◆ Material for this task
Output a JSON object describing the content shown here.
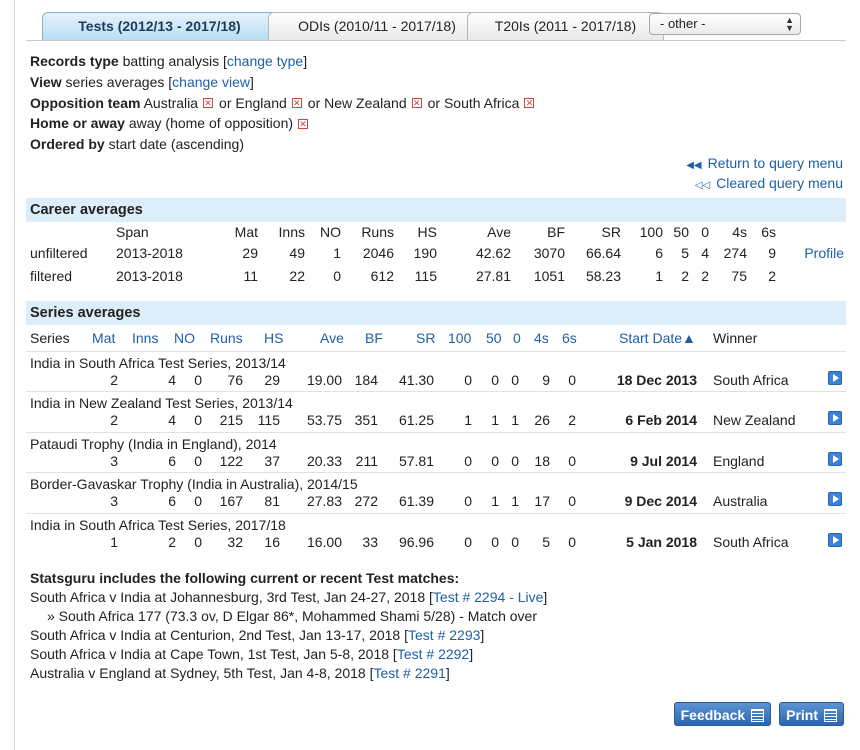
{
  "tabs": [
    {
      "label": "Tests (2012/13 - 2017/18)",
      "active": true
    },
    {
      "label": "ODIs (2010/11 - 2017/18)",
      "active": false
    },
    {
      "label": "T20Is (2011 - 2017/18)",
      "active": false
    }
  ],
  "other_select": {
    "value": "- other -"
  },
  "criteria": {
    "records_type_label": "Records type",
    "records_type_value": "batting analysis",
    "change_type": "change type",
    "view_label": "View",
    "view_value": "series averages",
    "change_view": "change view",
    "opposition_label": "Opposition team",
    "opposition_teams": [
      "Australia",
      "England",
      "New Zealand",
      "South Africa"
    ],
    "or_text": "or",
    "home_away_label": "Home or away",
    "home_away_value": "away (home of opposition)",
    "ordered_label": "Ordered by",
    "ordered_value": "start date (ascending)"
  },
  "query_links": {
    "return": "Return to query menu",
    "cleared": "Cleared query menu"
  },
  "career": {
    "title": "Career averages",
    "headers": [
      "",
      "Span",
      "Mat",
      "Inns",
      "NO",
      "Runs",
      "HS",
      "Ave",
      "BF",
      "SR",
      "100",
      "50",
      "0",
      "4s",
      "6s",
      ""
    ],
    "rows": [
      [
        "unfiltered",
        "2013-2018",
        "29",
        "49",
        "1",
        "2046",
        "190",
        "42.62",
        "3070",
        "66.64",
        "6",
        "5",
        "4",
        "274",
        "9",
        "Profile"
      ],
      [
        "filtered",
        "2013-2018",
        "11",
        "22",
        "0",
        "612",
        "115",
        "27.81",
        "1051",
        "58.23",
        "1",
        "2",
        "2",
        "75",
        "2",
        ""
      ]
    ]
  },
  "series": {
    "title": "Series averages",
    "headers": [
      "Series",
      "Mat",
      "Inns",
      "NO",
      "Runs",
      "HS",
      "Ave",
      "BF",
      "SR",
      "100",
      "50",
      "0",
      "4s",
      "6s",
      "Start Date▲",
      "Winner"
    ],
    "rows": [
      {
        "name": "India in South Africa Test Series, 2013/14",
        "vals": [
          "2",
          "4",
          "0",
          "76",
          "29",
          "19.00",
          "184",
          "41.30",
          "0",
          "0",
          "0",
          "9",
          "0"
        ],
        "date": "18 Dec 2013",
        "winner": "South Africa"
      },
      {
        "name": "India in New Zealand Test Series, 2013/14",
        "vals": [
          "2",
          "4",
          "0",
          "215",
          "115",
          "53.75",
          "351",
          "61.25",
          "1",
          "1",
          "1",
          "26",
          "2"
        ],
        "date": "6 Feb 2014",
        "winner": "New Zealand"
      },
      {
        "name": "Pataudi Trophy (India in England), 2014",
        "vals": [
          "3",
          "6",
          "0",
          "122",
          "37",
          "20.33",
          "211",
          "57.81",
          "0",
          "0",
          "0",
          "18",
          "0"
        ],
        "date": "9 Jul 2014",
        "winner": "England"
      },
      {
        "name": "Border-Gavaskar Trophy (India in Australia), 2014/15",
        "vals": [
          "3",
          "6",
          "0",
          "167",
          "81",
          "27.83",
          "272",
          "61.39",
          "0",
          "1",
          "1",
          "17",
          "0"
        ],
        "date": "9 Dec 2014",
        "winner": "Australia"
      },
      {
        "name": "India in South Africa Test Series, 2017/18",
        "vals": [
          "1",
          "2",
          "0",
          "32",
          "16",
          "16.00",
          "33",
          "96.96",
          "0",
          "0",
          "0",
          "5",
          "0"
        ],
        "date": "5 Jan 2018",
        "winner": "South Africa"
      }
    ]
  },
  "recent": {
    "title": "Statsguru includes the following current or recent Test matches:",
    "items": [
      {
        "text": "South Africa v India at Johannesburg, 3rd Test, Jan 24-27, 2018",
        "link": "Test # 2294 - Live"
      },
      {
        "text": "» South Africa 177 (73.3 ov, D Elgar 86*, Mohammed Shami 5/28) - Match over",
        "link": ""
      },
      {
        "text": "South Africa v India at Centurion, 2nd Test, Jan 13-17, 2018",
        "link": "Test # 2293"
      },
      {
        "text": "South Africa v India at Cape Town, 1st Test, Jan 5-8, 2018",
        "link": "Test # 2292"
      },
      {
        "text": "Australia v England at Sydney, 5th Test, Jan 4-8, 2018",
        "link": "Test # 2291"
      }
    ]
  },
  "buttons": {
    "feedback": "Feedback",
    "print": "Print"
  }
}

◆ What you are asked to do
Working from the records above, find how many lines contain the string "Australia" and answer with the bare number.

◆ Result
4